There is a process involved in constructing and asking questions. Firstly, children need to realise they lack information about something of interest to them. They then need to formulate the question.
This involves figuring out how to ask the question to get the information they seek.
The importance of developing skill in this area cannot be under-estimated. We all know how frustrating it is trying to get the information we need when we cannot figure out the right way to ask the question or even what question needs to be asked. Then children have to ensure that the way they ask the question is understood by the audience.
I am sure we have all experienced the frustration of being on the end of children simply asking 'why' when we have no idea what it is they are asking, and the consequent frustration of children when they do not get from us the answer they are seeking.
Part of the skill here is identifying who is most likely to answer the question, an assessment of who is likely to know enough to answer, and who is appropriate to ask (there might be social rules about who can or cannot be asked certain things).
Finally, the answer needs to be evaluated to determine if it addresses the need, or if further information is required.
There is evidence that children as young as three years of age are able to make these evaluations and determine the effectiveness of the answer.
One study demonstrated that children were more likely to trust a clear answer (that is a spoon) compared to a more tentative response (I think that is a spoon) and that they are able to choose their audience (they were more likely to ask adults questions about food and their peers about toys).
Preschool aged children are more likely to ask questions of their parents and factors in the home (such as socio-economic status, parental stress levels and parenting styles) influence the type and frequency of questions children use in their homes.
A recent study indicates there are gender differences in the types of hard questions asked by preschool children.
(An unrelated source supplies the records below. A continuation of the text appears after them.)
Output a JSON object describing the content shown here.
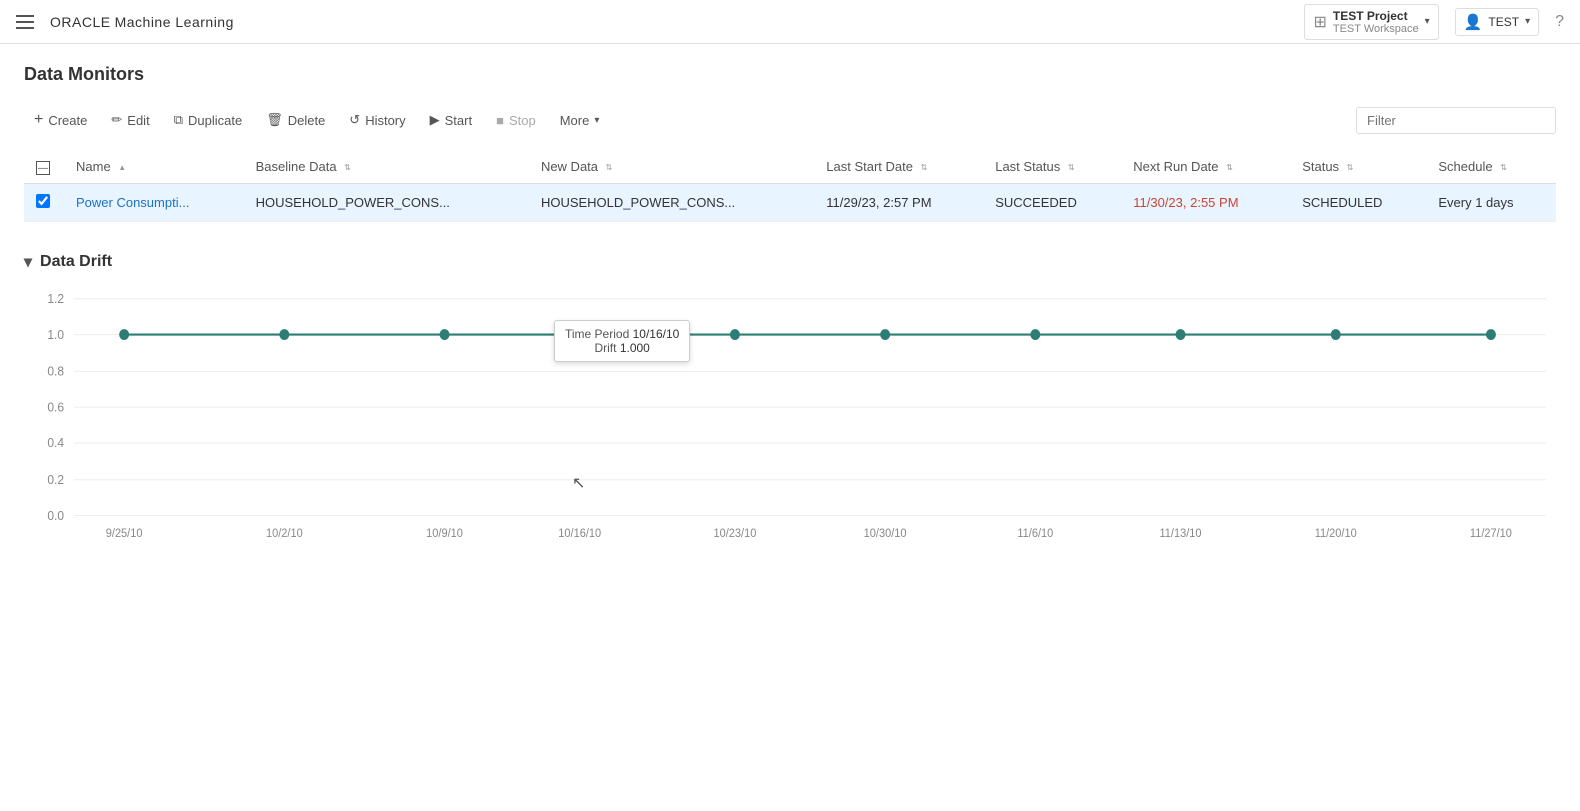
{
  "app": {
    "title": "ORACLE Machine Learning",
    "oracle_brand": "ORACLE",
    "oracle_subtitle": "Machine Learning"
  },
  "header": {
    "project_label": "TEST Project",
    "workspace_label": "TEST Workspace",
    "user_label": "TEST"
  },
  "toolbar": {
    "create_label": "Create",
    "edit_label": "Edit",
    "duplicate_label": "Duplicate",
    "delete_label": "Delete",
    "history_label": "History",
    "start_label": "Start",
    "stop_label": "Stop",
    "more_label": "More",
    "filter_placeholder": "Filter"
  },
  "page": {
    "title": "Data Monitors"
  },
  "table": {
    "columns": [
      "Name",
      "Baseline Data",
      "New Data",
      "Last Start Date",
      "Last Status",
      "Next Run Date",
      "Status",
      "Schedule"
    ],
    "rows": [
      {
        "name": "Power Consumpti...",
        "baseline": "HOUSEHOLD_POWER_CONS...",
        "new_data": "HOUSEHOLD_POWER_CONS...",
        "last_start": "11/29/23, 2:57 PM",
        "last_status": "SUCCEEDED",
        "next_run": "11/30/23, 2:55 PM",
        "status": "SCHEDULED",
        "schedule": "Every 1 days",
        "selected": true
      }
    ]
  },
  "chart": {
    "section_title": "Data Drift",
    "tooltip": {
      "time_period_label": "Time Period",
      "time_period_value": "10/16/10",
      "drift_label": "Drift",
      "drift_value": "1.000"
    },
    "y_labels": [
      "1.2",
      "1.0",
      "0.8",
      "0.6",
      "0.4",
      "0.2",
      "0.0"
    ],
    "x_labels": [
      "9/25/10",
      "10/2/10",
      "10/9/10",
      "10/16/10",
      "10/23/10",
      "10/30/10",
      "11/6/10",
      "11/13/10",
      "11/20/10",
      "11/27/10"
    ],
    "line_color": "#2d7d74",
    "accent_color": "#c74634"
  }
}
Sak and ahin-Sak found that girls tended to ask questions about sex and fertility more often than boys, where as boys tended to ask more questions about religion, science and nature. Sex and fertility questions tended to be directed more often to mothers than to fathers, whereas religious and daily life questions tended to be asked more to fathers.
School and early childhood teachers tended to be asked more science and nature questions than were parents but less questions focused on religion, sex and fertility.
Adults are not always comfortable answering some of the difficult questions children ask but researchers suggest that giving clear and understandable answers is essential as these provide opportunities to share values, experiences and beliefs, and help children learn the information they need to function appropriately in their social and cultural contexts.